Why are so many houses sitting empty in Japan?
stuff.co.nz -- May 07
More than one in 10 houses in Japan don't have anyone living in them, according to a recent survey released by the country's central government.

That means 8.46 million homes are sitting completely vacant right now, up 260,000 from the previous survey just five years ago.

These empty houses are either intended for rental or sale in the future, or they've simply been abandoned with no plans for use. According to the survey, the abandoned homes number 3.47 million, or 13.6 per cent of the nation's total houses. That number is up 9.7 per cent since 2013.

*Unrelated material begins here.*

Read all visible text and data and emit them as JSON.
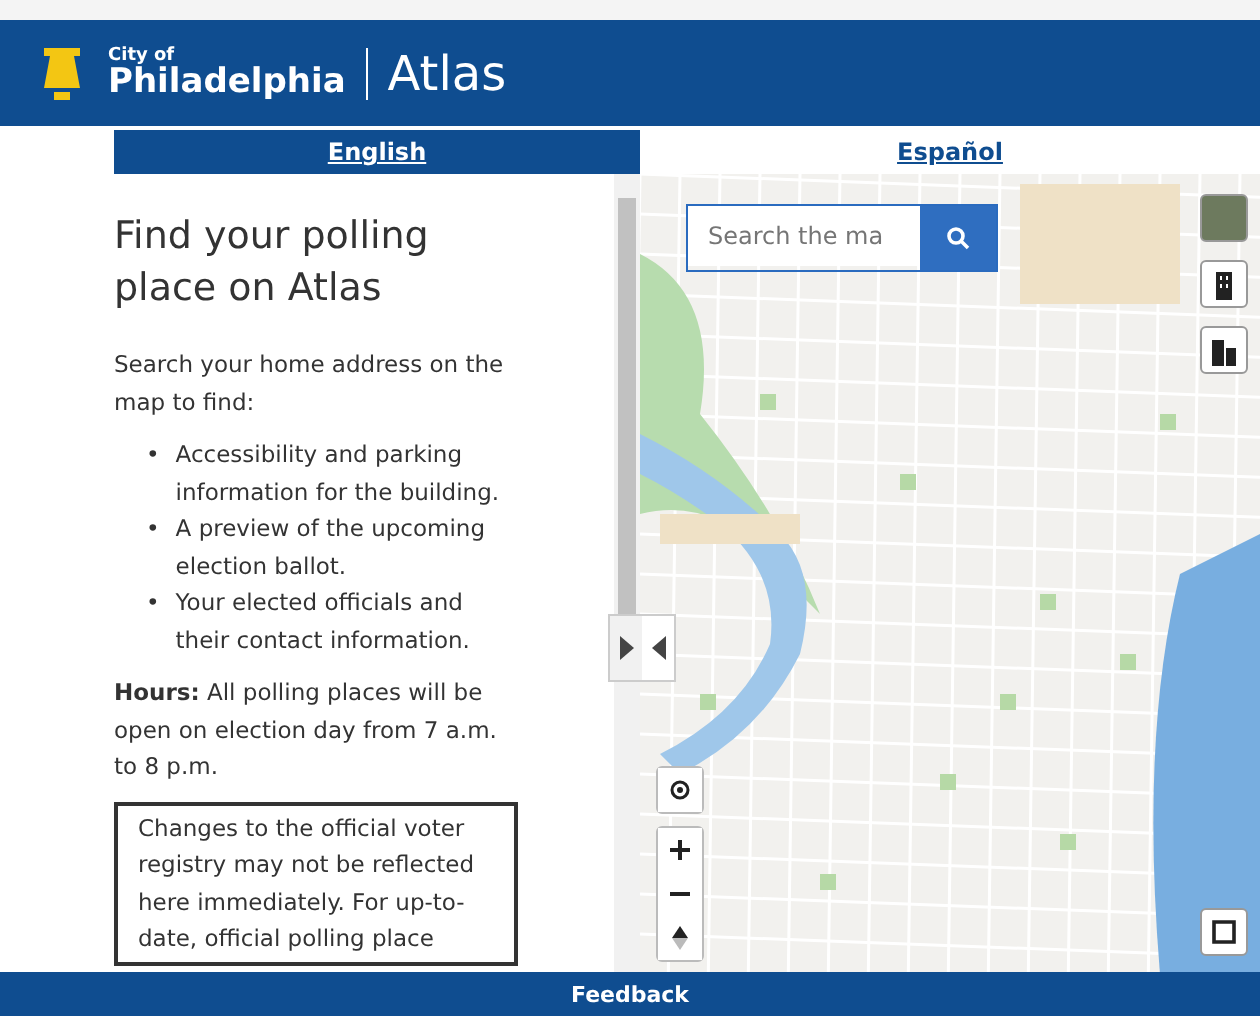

Interestingly, the survey counts holiday homes as vacant housing, which explains why popular tourist destinations have such high rates of vacancy. For instance, the Yamanashi Prefecture, which includes the north of Mount Fuji, sits at 21.3 per cent vacant, while the Nagano Prefecture, which was the site of the 1998 Winter Olympics, sits at 19.5 per cent vacant.

There are several factors contributing to the proliferation of these "ghost houses", but one of the biggest is Japan's recent housing boom. According to the survey, about 950,000 new residences began construction in 2018, up 0.7 per cent from 2017.

This becomes a particularly tricky problem when combined with the massive decline in the country's population. According to government figures, only 921,000 babies were born in Japan in 2018, down 25,000 from the previous year. This also marks the third year running that the figure has been below one million.

Meanwhile, the number of deaths in 2018 was 1.37 million, making the total natural population decline 448,000 for the year. As these figures suggest, Japan's population is ageing at a rapid pace.

News source: stuff.co.nz
May 26
As a foreigner, you will notice that there are pachinko parlors everywhere in Japan. The neon signs of these pachinko parlors will meet your gaze everywhere in the country. Even the television channels will be full of advertisements for new parlors and machines. (newsonjapan.com)
May 26
Japan's top trade negotiator with the United States has said both sides continue to differ on negotiations for a trade deal, adding that they need to work further to narrow the gap. (NHK)
May 23
Carriers in Japan and Taiwan have become the first in Asia to say they will not sell Huawei Technologies' new smartphones in the wake of U.S. restrictions, with a South Korean peer saying it may follow suit. (Nikkei)
May 23
It's a spring morning as seven food trucks pitch up by an office building in Ginza, where a few curious workers are already nosing around for lunch options. Run by husband-and-wife duo Naoya and Rieko Shibutani, the Pieni Kissa van is a big hit and queues quickly form to take advantage of its best-selling taco rice. (Nikkei)
May 21
Japan's economy unexpectedly grew in the first quarter, giving Prime Minister Shinzo Abe some momentum to go ahead with his plan to raise the country's consumption tax this fall. (Nikkei)
May 20
Japanese seafood company Maruha Nichiro will export fully farmed tuna to Europe, taking advantage of a recent economic partnership agreement scrapping most substantial tariffs. (Nikkei)
May 18
Toyota Motor has brought back its Supra sports car after a 17-year absence. The new two-seater model was released on Friday in Japan, with its engine provided by the company's German partner, BMW. (NHK)
May 18
Japan's companies are expected to earn less in combined net profit for the year ending March 2020, as the weakening Chinese economy and the yen's strength take their toll on machinery makers and other exporters. (Nikkei)
May 18
The employment rate for job seekers who graduated from universities this spring stood at 97.6 percent, government data showed Friday, in the latest sign of a widespread labor shortage amid a graying population. (Japan Times)
May 17
The messaging app giant Line Corp. said Thursday it will launch a ¥30 billion reward campaign next week to increase usage of its Line Pay service as the cashless war heats up among tech firms in Japan. (Japan Times)